Go through the data below. Pull out every line that has the word "true".
*** DATA SUPPLIED ***
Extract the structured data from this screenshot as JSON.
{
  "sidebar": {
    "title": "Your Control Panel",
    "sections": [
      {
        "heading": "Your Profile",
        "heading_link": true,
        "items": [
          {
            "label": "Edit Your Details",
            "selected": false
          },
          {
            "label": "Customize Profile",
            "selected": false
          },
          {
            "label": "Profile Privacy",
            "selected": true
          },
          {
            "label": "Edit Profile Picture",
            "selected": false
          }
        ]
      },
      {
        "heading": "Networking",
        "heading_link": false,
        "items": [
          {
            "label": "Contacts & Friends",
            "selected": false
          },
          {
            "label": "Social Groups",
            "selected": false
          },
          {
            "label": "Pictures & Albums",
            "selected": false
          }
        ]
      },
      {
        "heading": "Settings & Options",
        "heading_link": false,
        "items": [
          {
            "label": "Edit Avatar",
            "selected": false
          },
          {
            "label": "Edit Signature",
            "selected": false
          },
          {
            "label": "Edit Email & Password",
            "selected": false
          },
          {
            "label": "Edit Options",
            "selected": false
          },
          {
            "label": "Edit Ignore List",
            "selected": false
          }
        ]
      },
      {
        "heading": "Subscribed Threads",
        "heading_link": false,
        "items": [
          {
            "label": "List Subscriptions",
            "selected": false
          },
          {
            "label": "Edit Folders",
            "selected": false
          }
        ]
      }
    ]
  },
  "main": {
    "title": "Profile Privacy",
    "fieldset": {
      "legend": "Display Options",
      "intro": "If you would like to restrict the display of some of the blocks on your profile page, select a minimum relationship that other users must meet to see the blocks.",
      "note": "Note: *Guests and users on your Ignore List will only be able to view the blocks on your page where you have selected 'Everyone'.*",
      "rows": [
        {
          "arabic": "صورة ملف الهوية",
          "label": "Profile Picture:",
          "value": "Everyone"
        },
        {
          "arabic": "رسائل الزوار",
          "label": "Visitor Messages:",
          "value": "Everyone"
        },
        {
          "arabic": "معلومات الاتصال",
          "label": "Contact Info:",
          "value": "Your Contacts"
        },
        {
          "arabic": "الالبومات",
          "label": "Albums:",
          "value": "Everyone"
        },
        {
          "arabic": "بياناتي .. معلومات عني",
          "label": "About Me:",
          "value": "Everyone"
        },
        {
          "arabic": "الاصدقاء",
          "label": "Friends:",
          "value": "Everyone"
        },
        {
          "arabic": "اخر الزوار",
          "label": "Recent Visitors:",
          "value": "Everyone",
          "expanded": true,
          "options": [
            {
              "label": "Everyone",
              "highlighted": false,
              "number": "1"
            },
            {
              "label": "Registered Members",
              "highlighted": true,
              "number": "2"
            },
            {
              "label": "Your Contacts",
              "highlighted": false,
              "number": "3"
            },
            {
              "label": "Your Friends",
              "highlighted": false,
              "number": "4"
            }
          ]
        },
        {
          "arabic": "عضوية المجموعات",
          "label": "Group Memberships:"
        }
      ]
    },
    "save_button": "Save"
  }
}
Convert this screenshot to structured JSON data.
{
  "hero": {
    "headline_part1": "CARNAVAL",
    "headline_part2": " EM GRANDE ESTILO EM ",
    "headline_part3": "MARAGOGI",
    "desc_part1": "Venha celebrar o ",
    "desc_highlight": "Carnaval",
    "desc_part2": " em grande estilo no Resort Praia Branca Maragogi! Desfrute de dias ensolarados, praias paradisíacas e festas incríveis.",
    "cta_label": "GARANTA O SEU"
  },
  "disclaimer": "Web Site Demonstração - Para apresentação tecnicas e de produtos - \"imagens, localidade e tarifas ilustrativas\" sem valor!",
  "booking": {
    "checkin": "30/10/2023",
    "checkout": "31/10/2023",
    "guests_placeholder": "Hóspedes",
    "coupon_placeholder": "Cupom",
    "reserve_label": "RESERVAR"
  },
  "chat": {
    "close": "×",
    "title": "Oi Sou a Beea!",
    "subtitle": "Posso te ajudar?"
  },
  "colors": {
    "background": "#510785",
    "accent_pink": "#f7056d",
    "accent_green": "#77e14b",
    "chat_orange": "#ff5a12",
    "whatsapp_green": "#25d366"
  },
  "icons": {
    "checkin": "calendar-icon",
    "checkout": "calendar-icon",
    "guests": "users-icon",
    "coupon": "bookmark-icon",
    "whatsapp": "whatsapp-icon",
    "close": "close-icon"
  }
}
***
RESPONSE FOR THIS EXERCISE:
        "heading_link": true,
            "selected": true
          "expanded": true,
              "highlighted": true,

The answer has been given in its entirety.